Interest in offering may be blunted by increasing rivalry in Macau's gaming industry
Casino operator SJM Holdings, partly owned by gaming tycoon Stanley Ho Hung-sun, has been given the clearance for its US$1 billion initial public offering in Hong Kong, according to a source close to the deal.
The company, one of six operators permitted by Macau to operate casinos in the enclave, attended a meeting of the Hong Kong exchange's listing committee last month, and met officials again last week to get formal approval for the jumbo offering.
The deal is being brought to the market by Deutsche Bank, the global bookrunner, and syndicate members CLSA and BNP Paribas.

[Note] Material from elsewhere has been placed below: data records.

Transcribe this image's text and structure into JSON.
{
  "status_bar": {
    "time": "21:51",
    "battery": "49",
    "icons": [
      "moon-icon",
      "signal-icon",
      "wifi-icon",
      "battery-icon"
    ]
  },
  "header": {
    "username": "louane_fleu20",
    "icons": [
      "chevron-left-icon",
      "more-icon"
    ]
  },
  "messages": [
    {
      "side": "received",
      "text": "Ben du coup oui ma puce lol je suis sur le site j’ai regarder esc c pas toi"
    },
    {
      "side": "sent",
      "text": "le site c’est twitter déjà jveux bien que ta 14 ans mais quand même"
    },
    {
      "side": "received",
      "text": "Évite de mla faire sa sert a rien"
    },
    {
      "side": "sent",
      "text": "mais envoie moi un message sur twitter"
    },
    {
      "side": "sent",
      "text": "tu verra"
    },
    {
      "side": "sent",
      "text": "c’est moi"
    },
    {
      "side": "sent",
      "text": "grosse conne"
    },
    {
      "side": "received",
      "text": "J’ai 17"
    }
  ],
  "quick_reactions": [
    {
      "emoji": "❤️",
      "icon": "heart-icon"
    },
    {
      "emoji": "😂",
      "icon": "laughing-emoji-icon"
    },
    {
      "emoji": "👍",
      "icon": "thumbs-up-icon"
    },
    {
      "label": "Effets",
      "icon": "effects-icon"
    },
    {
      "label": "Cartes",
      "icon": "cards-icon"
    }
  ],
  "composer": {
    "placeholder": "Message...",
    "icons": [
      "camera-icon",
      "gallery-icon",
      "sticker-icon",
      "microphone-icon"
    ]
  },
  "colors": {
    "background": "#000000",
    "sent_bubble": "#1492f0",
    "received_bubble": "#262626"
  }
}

The offering will be launched on January 15, the first day of a roadshow for global institutional investors. The sale of shares to the public will be on January 21, according to a sale document sent to fund managers, with trading expected to begin February 1.
Despite the backing of veteran Macau hand Mr Ho, market watchers say enthusiasm for the initial public offering may be blunted by growing competition in the Macau gaming industry.
Rising labour costs and junket commissions are among factors taking their toll on the bottom line. According to a report by BNP Paribas sent to fund managers, the company is expected to state a 58.3 per cent slide in net profit for last year to HK$1 billion from HK$2.4 billion in 2006.
With some of the biggest names in the global gaming industry now represented in Macau, SJM needs to sell a fresh image to attract customers.
SJM, the largest casino operator in Macau in terms of gaming revenue as of June last year, may use the share sale proceeds to redevelop the old Lisboa casino hotel. It said last week that it would start work next year on a new project to replace the 38-year-old Lisboa, which sits on a prime 188,000 square foot site in central Macau.
SJM is the only one of Macau's casino operators that has not announced plans for a project on the Cotai strip, where dozens of mega resorts are slated for completion in the next three years.
'In terms of competitiveness SJM still has more properties than anybody else and they are still the largest player in Macau in terms of market share,' said Rob Hart, an analyst at Morgan Stanley. 'Obviously, they used to have 100 per cent of the market and their market share is shrinking, as you would expect with all the new competition coming in.'
Seventeen casinos in Macau currently operate under SJM's gaming licence, but most of these are managed under legacy franchise-style agreements that entitle SJM to between 5 and 20 per cent of gaming revenues.
The company's new flagship Grand Lisboa is directly owned and operated, and is expected to be a significant boost to SJM's bottom line going forward. 'I guess the shift they need to make is from being more passive and letting other people run their casinos to actually running them themselves,' Mr Hart said.
'That becomes trickier now because the market is more competitive.'
SJM's net profit for last year is expected to decline 58.3 per cent to, in HK$: $1b